Wondering when, if ever, is the right time to buy? Many Canadians are, and the numbers are promising more price increases to come.
The Royal LePage House Price Survey was released on Tuesday, April 19, 2022, and it looks at the state of the Canadian real estate market, giving a comprehensive view of what’s changed year-over-year and what the future market could look like.
According to the new report, the aggregate price of a home in Canada increased 25.1% year-over-year in the first quarter of 2022. That’s the most significant increase since they started keeping records.
Housing prices in Vancouver
Royal LePage said in its report that the aggregate price of a home in Greater Vancouver increased 18.2% year-over-year in the first quarter of 2022. Additionally:
- The median price of a single-family detached home increased 20.7% to $1,870,100.
- The median price of a condominium increased 20.4% to $828,400.
Randy Ryalls, general manager of Royal LePage Sterling Realty, said that “while the supply of listings is beginning to increase, it is happening at a very slow pace.”
Ryalls said Greater Vancouver remains in a strong seller’s market, and listings are being sold quickly.
“These market conditions are self-perpetuating. Lack of supply causes hesitation in sellers who hold off listing their home until they can buy.”
In the City of Vancouver, the aggregate house price increased 14.6% year-over-year in the first quarter of 2022 to $1,478,100. Additionally:
- The median price of a single-family detached home increased 21.7% to $2,665,400.
- The median price of a condominium increased 7.1 % to $835,600.
Vancouver housing prices predictions
Driven by solid buyer demand that’s consistently outpacing supply in virtually every Canadian market, Royal LePage predicts “continued strong seller’s market conditions this spring.”
Phil Soper, president and CEO of Royal LePage, said that “entering 2022, we had anticipated a strong first half, and moderating real estate markets thereafter.”
“Call it buyer fatigue or easing demand, these periods of uncomfortably high home price appreciation do run their course. We are seeing the first signs of moderation in some regions, as more inventory is becoming available and competition eases slightly.”
“The first quarter of the year was so strong, however, that we are bumping up our 2022 outlook. And, home prices will continue to climb in the months ahead as a result of our relentless low supply-high demand imbalance.”
Royal LePage is forecasting that the aggregate price of a home in Canada will increase 15% in the fourth quarter of 2022, compared to the same quarter last year.
They also say Greater Vancouver home prices will increase 15% in the fourth quarter of 2022 compared to the same quarter a year previously.
Homes to get multiple offers
The report points out that listings commonly receive multiple offers before selling above the listing price in popular neighbourhoods.
“There is a notable difference in buyer sentiment and behaviour today,” Soper said.
“Consumer confidence is being challenged as the lingering impact of the pandemic, and worrisome geopolitical situation in Eastern Europe raises questions about the stickiness of inflation and the trajectory of interest rates.”
“Yet, while there may be fewer bids on accurately priced properties, housing supply is so tight that multiple-offer scenarios remain the norm in most communities.”
BC’s new “cooling-off” period
According to the report, the potential effects of BC’s new cooling-off period on the market remain unclear.
On Monday, March 28, the province announced that changes introduced to the Property Law Act are paving the way to create a new five-day Homebuyer Protection Period.

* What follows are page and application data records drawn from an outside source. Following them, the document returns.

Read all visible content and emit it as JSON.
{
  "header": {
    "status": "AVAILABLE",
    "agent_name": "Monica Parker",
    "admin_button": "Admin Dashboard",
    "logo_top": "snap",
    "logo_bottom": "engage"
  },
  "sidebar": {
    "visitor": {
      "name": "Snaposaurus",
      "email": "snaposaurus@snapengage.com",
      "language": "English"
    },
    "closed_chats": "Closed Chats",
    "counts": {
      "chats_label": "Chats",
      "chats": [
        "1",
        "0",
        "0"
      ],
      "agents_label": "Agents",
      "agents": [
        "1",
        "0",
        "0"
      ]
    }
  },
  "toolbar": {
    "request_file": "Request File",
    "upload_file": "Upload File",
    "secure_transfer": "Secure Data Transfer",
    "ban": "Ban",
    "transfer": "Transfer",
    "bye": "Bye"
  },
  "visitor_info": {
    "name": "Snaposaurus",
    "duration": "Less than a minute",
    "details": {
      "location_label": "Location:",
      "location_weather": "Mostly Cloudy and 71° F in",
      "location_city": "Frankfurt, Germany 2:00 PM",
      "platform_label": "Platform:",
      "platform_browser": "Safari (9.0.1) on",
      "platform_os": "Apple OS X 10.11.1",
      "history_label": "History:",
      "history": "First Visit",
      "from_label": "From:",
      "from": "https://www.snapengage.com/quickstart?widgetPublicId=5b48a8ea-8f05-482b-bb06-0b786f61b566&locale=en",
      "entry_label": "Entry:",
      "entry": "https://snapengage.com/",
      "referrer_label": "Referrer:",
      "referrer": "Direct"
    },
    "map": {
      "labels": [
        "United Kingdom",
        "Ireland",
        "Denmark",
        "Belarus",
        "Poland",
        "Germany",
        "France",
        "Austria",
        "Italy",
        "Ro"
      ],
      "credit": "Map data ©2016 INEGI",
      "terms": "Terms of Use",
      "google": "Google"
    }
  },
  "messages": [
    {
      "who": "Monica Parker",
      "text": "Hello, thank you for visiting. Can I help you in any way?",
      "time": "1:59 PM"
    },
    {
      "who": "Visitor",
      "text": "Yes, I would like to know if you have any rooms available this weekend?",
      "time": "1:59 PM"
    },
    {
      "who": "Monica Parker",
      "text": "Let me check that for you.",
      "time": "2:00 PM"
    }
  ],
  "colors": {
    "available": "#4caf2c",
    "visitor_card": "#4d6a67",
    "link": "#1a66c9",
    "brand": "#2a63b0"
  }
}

It’s a direct response to concerns about a high competition market where buyers could feel pressured into submitting offers on homes without having basic conditions met to protect them. When it’s brought in, it could allow buyers time to “reconsider their offer, secure financing and obtain a home inspection,” said Ryalls.
The new rule is one piece of the puzzle contributing to shifts in buyer behaviour in combination with rising interest rates and sustained price increases, according to Royal LePage.
“The new legislation is causing a lot of uncertainty among industry professionals and consumers,” Ryalls said.
“With few details revealed, and no clear indication of how this policy will be implemented or monitored and by whom, it is difficult to predict what impact this will have on the market.”
“We believe that with the collaboration of industry leaders, the province would have been able to devise a policy that better serves Canadians during one of the most important decisions of their lives.”
Instead of a cooling-off period, which could create a supply backlog, he suggests that a mandatory pre-offer period that would allow buyers time to conduct due diligence would be more beneficial.